Items from an interface collection
"""

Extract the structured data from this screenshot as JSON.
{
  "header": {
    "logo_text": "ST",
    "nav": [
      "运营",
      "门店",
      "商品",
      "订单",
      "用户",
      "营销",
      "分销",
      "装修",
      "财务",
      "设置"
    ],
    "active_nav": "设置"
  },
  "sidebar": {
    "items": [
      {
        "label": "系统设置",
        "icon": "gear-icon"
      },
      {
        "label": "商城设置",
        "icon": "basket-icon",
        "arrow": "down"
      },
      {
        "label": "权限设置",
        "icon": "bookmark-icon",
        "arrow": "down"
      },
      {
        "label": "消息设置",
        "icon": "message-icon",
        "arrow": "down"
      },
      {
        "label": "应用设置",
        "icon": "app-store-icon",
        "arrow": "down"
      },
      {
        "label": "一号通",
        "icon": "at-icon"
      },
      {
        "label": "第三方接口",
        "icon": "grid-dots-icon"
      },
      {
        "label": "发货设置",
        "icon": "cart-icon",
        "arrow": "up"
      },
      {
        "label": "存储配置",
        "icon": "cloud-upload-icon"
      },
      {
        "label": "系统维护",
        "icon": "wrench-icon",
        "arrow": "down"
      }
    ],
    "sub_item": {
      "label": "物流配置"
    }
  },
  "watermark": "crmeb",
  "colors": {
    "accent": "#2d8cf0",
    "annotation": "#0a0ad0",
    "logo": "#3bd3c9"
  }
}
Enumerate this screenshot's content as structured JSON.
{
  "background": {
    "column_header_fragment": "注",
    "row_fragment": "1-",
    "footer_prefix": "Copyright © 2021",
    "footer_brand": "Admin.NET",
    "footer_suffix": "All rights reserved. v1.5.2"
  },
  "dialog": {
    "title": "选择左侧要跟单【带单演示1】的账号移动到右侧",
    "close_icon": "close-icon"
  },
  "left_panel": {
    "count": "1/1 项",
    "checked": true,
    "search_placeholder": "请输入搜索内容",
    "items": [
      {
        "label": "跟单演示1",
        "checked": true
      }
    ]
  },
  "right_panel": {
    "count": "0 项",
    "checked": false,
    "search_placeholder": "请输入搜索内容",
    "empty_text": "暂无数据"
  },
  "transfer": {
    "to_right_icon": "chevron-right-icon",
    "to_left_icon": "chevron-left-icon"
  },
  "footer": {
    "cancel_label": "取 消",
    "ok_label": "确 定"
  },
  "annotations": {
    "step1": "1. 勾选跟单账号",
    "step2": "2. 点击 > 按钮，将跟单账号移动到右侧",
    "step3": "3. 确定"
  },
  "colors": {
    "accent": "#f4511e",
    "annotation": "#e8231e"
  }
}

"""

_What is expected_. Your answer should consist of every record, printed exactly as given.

_Exercise result_.
Extract the structured data from this screenshot as JSON.
{
  "header": {
    "logo_text": "ST",
    "nav": [
      "运营",
      "门店",
      "商品",
      "订单",
      "用户",
      "营销",
      "分销",
      "装修",
      "财务",
      "设置"
    ],
    "active_nav": "设置"
  },
  "sidebar": {
    "items": [
      {
        "label": "系统设置",
        "icon": "gear-icon"
      },
      {
        "label": "商城设置",
        "icon": "basket-icon",
        "arrow": "down"
      },
      {
        "label": "权限设置",
        "icon": "bookmark-icon",
        "arrow": "down"
      },
      {
        "label": "消息设置",
        "icon": "message-icon",
        "arrow": "down"
      },
      {
        "label": "应用设置",
        "icon": "app-store-icon",
        "arrow": "down"
      },
      {
        "label": "一号通",
        "icon": "at-icon"
      },
      {
        "label": "第三方接口",
        "icon": "grid-dots-icon"
      },
      {
        "label": "发货设置",
        "icon": "cart-icon",
        "arrow": "up"
      },
      {
        "label": "存储配置",
        "icon": "cloud-upload-icon"
      },
      {
        "label": "系统维护",
        "icon": "wrench-icon",
        "arrow": "down"
      }
    ],
    "sub_item": {
      "label": "物流配置"
    }
  },
  "watermark": "crmeb",
  "colors": {
    "accent": "#2d8cf0",
    "annotation": "#0a0ad0",
    "logo": "#3bd3c9"
  }
}
Enumerate this screenshot's content as structured JSON.
{
  "background": {
    "column_header_fragment": "注",
    "row_fragment": "1-",
    "footer_prefix": "Copyright © 2021",
    "footer_brand": "Admin.NET",
    "footer_suffix": "All rights reserved. v1.5.2"
  },
  "dialog": {
    "title": "选择左侧要跟单【带单演示1】的账号移动到右侧",
    "close_icon": "close-icon"
  },
  "left_panel": {
    "count": "1/1 项",
    "checked": true,
    "search_placeholder": "请输入搜索内容",
    "items": [
      {
        "label": "跟单演示1",
        "checked": true
      }
    ]
  },
  "right_panel": {
    "count": "0 项",
    "checked": false,
    "search_placeholder": "请输入搜索内容",
    "empty_text": "暂无数据"
  },
  "transfer": {
    "to_right_icon": "chevron-right-icon",
    "to_left_icon": "chevron-left-icon"
  },
  "footer": {
    "cancel_label": "取 消",
    "ok_label": "确 定"
  },
  "annotations": {
    "step1": "1. 勾选跟单账号",
    "step2": "2. 点击 > 按钮，将跟单账号移动到右侧",
    "step3": "3. 确定"
  },
  "colors": {
    "accent": "#f4511e",
    "annotation": "#e8231e"
  }
}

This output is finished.